Pahoehoe flows differ from 'a'a flows in almost all ways imaginable. The first and most obvious difference is that pahoehoe flows are smooth down to a scale of a few mm. Instead of consisting of only 1-2 large flow units, a pahoehoe flow consists of thousands on thousands of small flow units called toes. Each toe is usually <30 cm thick, 1-2 m long, and 30-50 cm wide. Pahoehoe flows are associated with low-effusion rate eruptions and are emplaced at low volumetric flow rates (2-5 cubic meters per second) and slow flow front velocities (1-10 m/hour). Pahoehoe flows can be just as long as 'a'a flows. The longest post-contact flow was also erupted from Mauna Loa in 1859 (forming the second half of the "paired flow"; Rowland & Walker 1990), and is 47 km long. This strongly contradicts the notion that flow length is directly determined by effusion rate.

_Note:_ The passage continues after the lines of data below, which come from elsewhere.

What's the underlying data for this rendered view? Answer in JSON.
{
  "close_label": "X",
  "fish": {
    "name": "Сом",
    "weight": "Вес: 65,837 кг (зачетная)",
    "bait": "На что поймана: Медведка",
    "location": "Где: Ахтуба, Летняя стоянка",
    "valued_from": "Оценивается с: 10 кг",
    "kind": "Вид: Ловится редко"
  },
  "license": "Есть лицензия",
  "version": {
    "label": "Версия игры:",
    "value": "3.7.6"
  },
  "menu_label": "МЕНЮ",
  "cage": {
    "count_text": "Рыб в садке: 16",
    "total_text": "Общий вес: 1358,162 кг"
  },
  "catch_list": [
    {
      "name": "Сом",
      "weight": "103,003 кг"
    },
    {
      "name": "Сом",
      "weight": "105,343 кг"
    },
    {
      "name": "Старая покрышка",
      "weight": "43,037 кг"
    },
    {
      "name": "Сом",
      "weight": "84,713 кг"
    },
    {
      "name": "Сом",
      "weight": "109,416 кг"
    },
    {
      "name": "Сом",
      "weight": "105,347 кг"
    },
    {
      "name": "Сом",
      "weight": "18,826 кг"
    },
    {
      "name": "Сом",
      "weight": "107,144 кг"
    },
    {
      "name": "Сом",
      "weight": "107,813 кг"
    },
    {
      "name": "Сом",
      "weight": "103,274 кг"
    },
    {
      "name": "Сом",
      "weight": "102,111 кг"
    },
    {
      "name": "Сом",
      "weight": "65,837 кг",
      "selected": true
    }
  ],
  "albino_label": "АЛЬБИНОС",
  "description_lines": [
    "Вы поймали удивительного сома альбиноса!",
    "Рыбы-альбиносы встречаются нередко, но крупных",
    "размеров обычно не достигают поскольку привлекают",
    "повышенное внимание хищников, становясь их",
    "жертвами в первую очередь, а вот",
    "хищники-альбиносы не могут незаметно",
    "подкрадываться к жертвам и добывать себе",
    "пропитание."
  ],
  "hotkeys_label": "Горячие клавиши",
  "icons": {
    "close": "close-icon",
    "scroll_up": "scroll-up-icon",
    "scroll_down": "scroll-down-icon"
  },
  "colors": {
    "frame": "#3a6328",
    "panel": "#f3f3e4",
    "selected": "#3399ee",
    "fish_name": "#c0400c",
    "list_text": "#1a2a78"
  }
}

The low velocity of pahoehoe flows means that the skin that forms by air-cooling is not disrupted during flow and can maintain its smooth, unbroken, well-insulating surface. Thus the temperature and viscosity of lava do not change very much even tens of kilometers from the vent. The advancing front of a pahoehoe flow consists of hundreds or thousands of active toes. Each stops flowing after a few minutes and becomes inflated (with lava) as the eruption continues. Eventually the cooled skin fractures, often at the seam between two toes, and a new toe forms.